## TASK TO COMPLETE
All lines holding the word "JSON" in the listing below need to be copied.

***** RECORDS

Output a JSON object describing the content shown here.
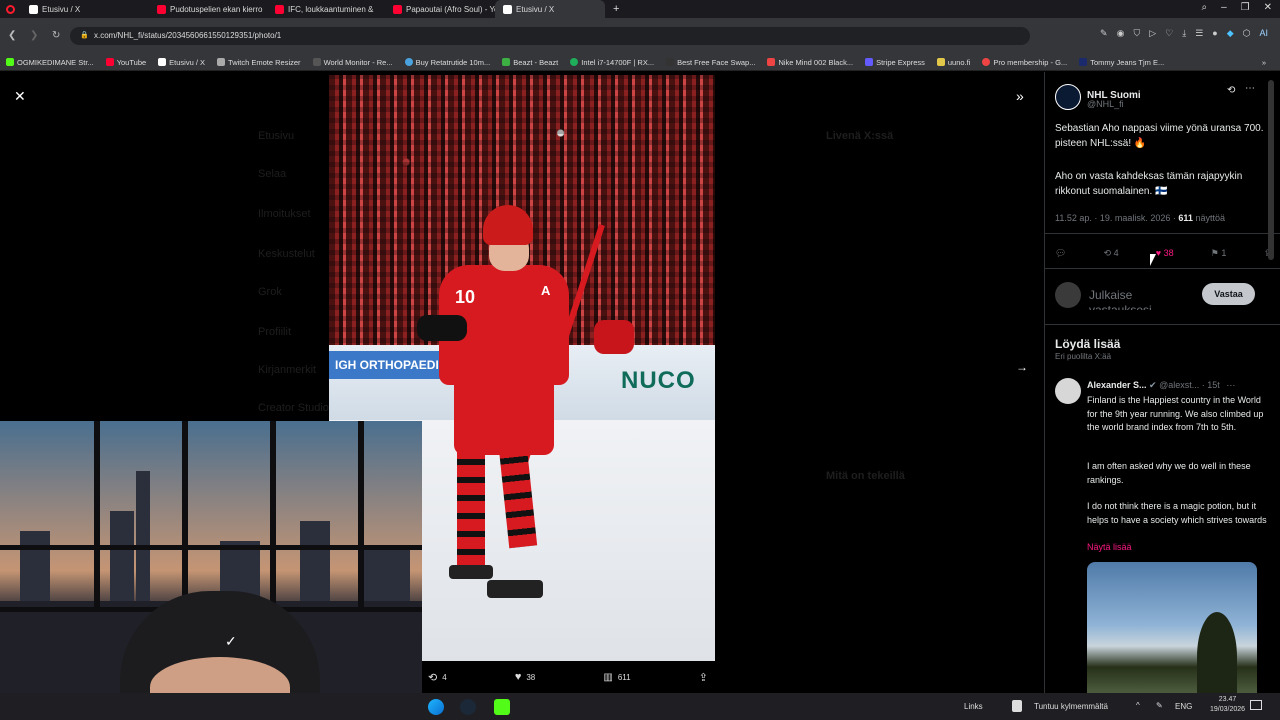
{
  "browser": {
    "tabs": [
      {
        "label": "Etusivu / X",
        "icon": "x-icon"
      },
      {
        "label": "Pudotuspelien ekan kierro",
        "icon": "youtube-icon"
      },
      {
        "label": "IFC, loukkaantuminen &",
        "icon": "youtube-icon"
      },
      {
        "label": "Papaoutai (Afro Soul) - Yo",
        "icon": "youtube-icon"
      },
      {
        "label": "Etusivu / X",
        "icon": "x-icon"
      }
    ],
    "url": "x.com/NHL_fi/status/2034560661550129351/photo/1",
    "bookmarks": [
      "OGMIKEDIMANE Str...",
      "YouTube",
      "Etusivu / X",
      "Twitch Emote Resizer",
      "World Monitor - Re...",
      "Buy Retatrutide 10m...",
      "Beazt - Beazt",
      "Intel i7-14700F | RX...",
      "Best Free Face Swap...",
      "Nike Mind 002 Black...",
      "Stripe Express",
      "uuno.fi",
      "Pro membership - G...",
      "Tommy Jeans Tjm E..."
    ],
    "ai_label": "AI"
  },
  "photo": {
    "board_text": "NUCO",
    "jersey_number": "10",
    "captain_letter": "A",
    "arena_text": "IGH ORTHOPAEDIC",
    "retweets": "4",
    "likes": "38",
    "views": "611"
  },
  "webcam": {
    "logo": "✓"
  },
  "tweet": {
    "author_name": "NHL Suomi",
    "author_handle": "@NHL_fi",
    "text_1": "Sebastian Aho nappasi viime yönä uransa 700. pisteen NHL:ssä! 🔥",
    "text_2": "Aho on vasta kahdeksas tämän rajapyykin rikkonut suomalainen. 🇫🇮",
    "meta_time": "11.52 ap. · 19. maalisk. 2026 · ",
    "meta_views_num": "611",
    "meta_views_label": " näyttöä",
    "retweets": "4",
    "likes": "38",
    "bookmarks": "1",
    "reply_placeholder": "Julkaise vastauksesi",
    "reply_button": "Vastaa"
  },
  "discover": {
    "title": "Löydä lisää",
    "subtitle": "Eri puolilta X:ää",
    "post": {
      "author_name": "Alexander S...",
      "author_handle": "@alexst...",
      "time": "· 15t",
      "para_1": "Finland is the Happiest country in the World for the 9th year running. We also climbed up the world brand index from 7th to 5th.",
      "para_2": "I am often asked why we do well in these rankings.",
      "para_3": "I do not think there is a magic potion, but it helps to have a society which strives towards",
      "show_more": "Näytä lisää"
    }
  },
  "background_feed": {
    "nav": [
      "Etusivu",
      "Selaa",
      "Ilmoitukset",
      "Keskustelut",
      "Grok",
      "Profiilit",
      "Kirjanmerkit",
      "Creator Studio"
    ],
    "trending_title": "Livenä X:ssä",
    "whats_happening": "Mitä on tekeillä"
  },
  "taskbar": {
    "links": "Links",
    "weather": "Tuntuu kylmemmältä",
    "lang": "ENG",
    "time": "23.47",
    "date": "19/03/2026"
  }
}
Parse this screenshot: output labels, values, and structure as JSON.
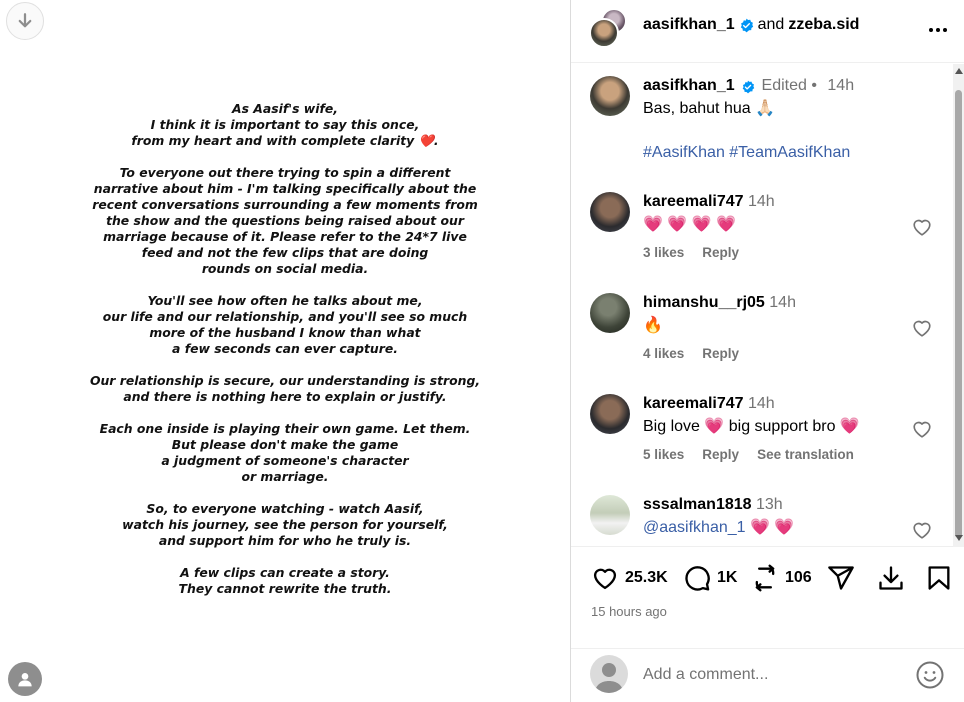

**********

## TASK RESULT
Output a JSON object describing the content shown here.
Parse this screenshot: output labels, values, and structure as JSON.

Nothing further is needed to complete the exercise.